LOS ANGELES — Last year, and early into 2022, the Port of Los Angeles emerged as a major bottleneck in the U.S. supply chain.
At its peak, cargo ships could be waiting nine days or longer to be unloaded and shipped off to stores.
What You Need To Know
- While things have been improving, there are still bumps along the way, frustrating consumers across the country
- Chief Executive of the Port of LA, Gene Seroka said he expects some small disruptions due to the ongoing war in Ukraine, inflation, and consumer demand
- Seroka believes the negotiations between Pacific Maritime Association and the International Longshore and Warehouse Union will be productive
- The collective bargaining agreement is set to expire July 1 for the ILWU workers
While things have been improving, there are still bumps along the way, frustrating consumers across the country. It’s a frustration that Chief Executive of the port of Los Angeles, Gene Seroka, understands quite well.
“We've been moving record amounts of cargo [like a] peak season month, every month for the better part of two years,” explained Seroka. “It's been like taking 10 lanes of freeway traffic In Los Angeles, and trying to squeeze it into five. You're still moving a lot of cargo, but not enough compared to the demand.”
Seroka said at one point in January, the port of Los Angeles had at its peak 109 ships waiting to be unloaded. Sunday, he said just 32 were waiting to be brought to shore.
Though he expects some small disruptions due to the ongoing war in Ukraine, inflation, and consumer demand, Seroka said the busy season is right around the corner.
“What I see coming up is an earlier than normal peak season, combined with seasonal products, think of back to school, fall fashion, all of that should start combining at the end of June. So we've got to keep this cargo moving now and get prepared for elevated volume as we hit the summertime,” he added.
As Seroka was visiting Washington, D.C., negotiations are continuing for thousands of dock workers on the West Coast. Seroka believes the negotiations between Pacific Maritime Association and the International Longshore and Warehouse Union will be productive.
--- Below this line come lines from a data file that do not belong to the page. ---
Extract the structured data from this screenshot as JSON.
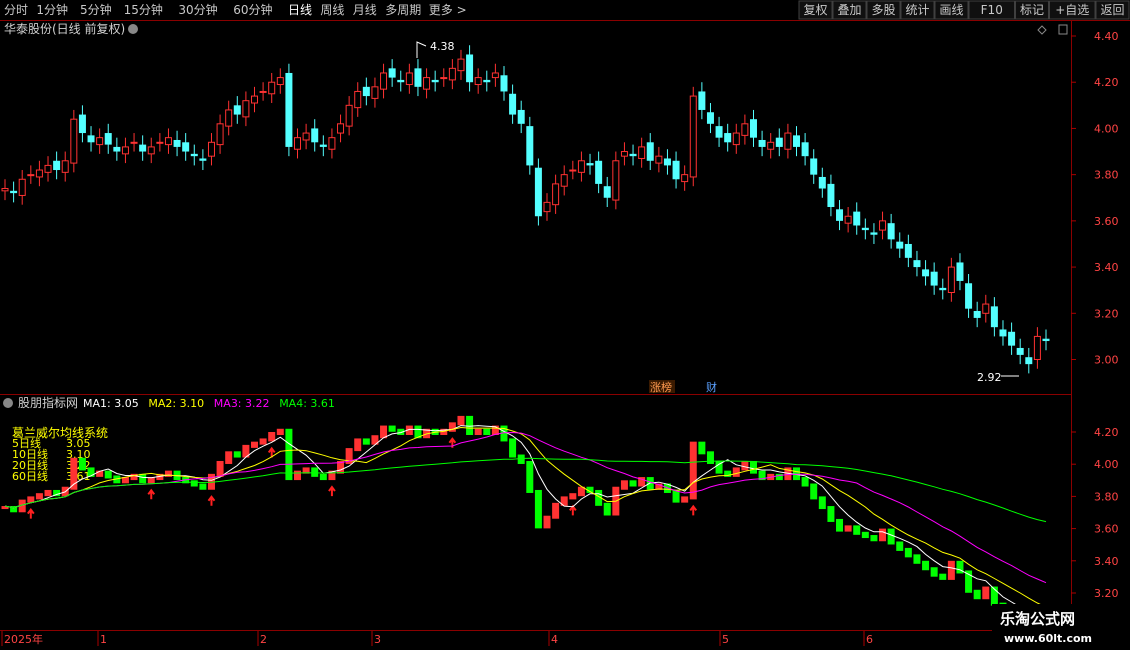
{
  "toolbar": {
    "periods": [
      "分时",
      "1分钟",
      "5分钟",
      "15分钟",
      "30分钟",
      "60分钟",
      "日线",
      "周线",
      "月线",
      "多周期",
      "更多 >"
    ],
    "active_period": "日线",
    "right_buttons": [
      "复权",
      "叠加",
      "多股",
      "统计",
      "画线",
      "F10",
      "标记",
      "+自选",
      "返回"
    ]
  },
  "colors": {
    "up": "#ff3232",
    "down": "#54ffff",
    "bg": "#000000",
    "grid": "#7a0000",
    "ma1": "#ffffff",
    "ma2": "#ffff00",
    "ma3": "#ff00ff",
    "ma4": "#00ff00",
    "green_bar": "#00ff00",
    "axis_text": "#ff4444"
  },
  "main_chart": {
    "title": "华泰股份(日线 前复权)",
    "high_label": "4.38",
    "low_label": "2.92",
    "y_ticks": [
      "4.40",
      "4.20",
      "4.00",
      "3.80",
      "3.60",
      "3.40",
      "3.20",
      "3.00"
    ],
    "markers": {
      "zhangbang": "涨榜",
      "cai": "财"
    }
  },
  "indicator": {
    "name": "股朋指标网",
    "ma_labels": [
      {
        "label": "MA1: 3.05"
      },
      {
        "label": "MA2: 3.10"
      },
      {
        "label": "MA3: 3.22"
      },
      {
        "label": "MA4: 3.61"
      }
    ],
    "system_title": "葛兰威尔均线系统",
    "legend": [
      {
        "name": "5日线",
        "value": "3.05"
      },
      {
        "name": "10日线",
        "value": "3.10"
      },
      {
        "name": "20日线",
        "value": "3.22"
      },
      {
        "name": "60日线",
        "value": "3.61"
      }
    ],
    "y_ticks": [
      "4.20",
      "4.00",
      "3.80",
      "3.60",
      "3.40",
      "3.20"
    ]
  },
  "x_axis": {
    "labels": [
      "2025年",
      "1",
      "2",
      "3",
      "4",
      "5",
      "6"
    ]
  },
  "watermark": {
    "line1": "乐淘公式网",
    "line2": "www.60lt.com"
  },
  "chart_data": {
    "type": "candlestick",
    "y_range": [
      2.92,
      4.4
    ],
    "closes": [
      3.74,
      3.72,
      3.78,
      3.8,
      3.82,
      3.84,
      3.82,
      3.86,
      4.04,
      3.98,
      3.94,
      3.96,
      3.93,
      3.9,
      3.92,
      3.94,
      3.9,
      3.92,
      3.94,
      3.96,
      3.92,
      3.9,
      3.88,
      3.86,
      3.94,
      4.02,
      4.08,
      4.06,
      4.12,
      4.14,
      4.16,
      4.2,
      4.22,
      3.92,
      3.96,
      3.98,
      3.94,
      3.92,
      3.96,
      4.02,
      4.1,
      4.16,
      4.14,
      4.18,
      4.24,
      4.22,
      4.2,
      4.24,
      4.18,
      4.22,
      4.2,
      4.22,
      4.26,
      4.3,
      4.2,
      4.22,
      4.2,
      4.24,
      4.16,
      4.06,
      4.02,
      3.84,
      3.62,
      3.68,
      3.76,
      3.8,
      3.82,
      3.86,
      3.84,
      3.76,
      3.7,
      3.86,
      3.9,
      3.88,
      3.92,
      3.86,
      3.88,
      3.84,
      3.78,
      3.8,
      4.14,
      4.08,
      4.02,
      3.96,
      3.94,
      3.98,
      4.02,
      3.96,
      3.92,
      3.94,
      3.92,
      3.98,
      3.92,
      3.88,
      3.8,
      3.74,
      3.66,
      3.6,
      3.62,
      3.58,
      3.56,
      3.54,
      3.6,
      3.52,
      3.48,
      3.44,
      3.4,
      3.36,
      3.32,
      3.3,
      3.4,
      3.34,
      3.22,
      3.18,
      3.24,
      3.14,
      3.1,
      3.06,
      3.02,
      2.98,
      3.1,
      3.08
    ],
    "ma_series": [
      {
        "values": [
          3.05
        ]
      },
      {
        "values": [
          3.1
        ]
      },
      {
        "values": [
          3.22
        ]
      },
      {
        "values": [
          3.61
        ]
      }
    ]
  }
}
When two groups negotiated in 2002, a lockout occured for 10 days, but Seroka said he doesn’t expect a similar event to happen this time around.
“We've got seasoned professionals on both sides of the table. And each side knows how important these 29 west coast ports are to the American economy. They make up about 9% of the country's GDP,” said Seroka. History has shown us that these negotiations will go past the expiration date of the current contract. But both the dockworkers and the employers will be out there moving America's business.”
The collective bargaining agreement is set to expire July 1 for the ILWU workers. We also asked Seroka about automation, which he called “probably the most polarizing topic of conversation in our industry.” With three terminals in Los Angeles in Long Beach using some assemblage of robotics or automation, Seroka said a fourth has been announced, which will mean hiring more dock workers since the surge of imports began.
Seroka added that groundbreaking will soon be underway for the nation's first goods movement training campus at the port of Los Angeles. He tells Spectrum the campus is a 20 acre site of property donated by the port, and invested into by the port itself to the tune of $40 million, and $110 million from Governor Gavin Newsom’s budget. The Pacific Maritime Association also pledged $15 million from the employers association.
The campus will help new dock workers get experience and earn accreditation in order to not only help recruit new employees, but to continue to develop the skills of those already working in the port’s terminals.
“The bottom line to us is we cannot leave the worker behind. As we continue to modernize our industry.”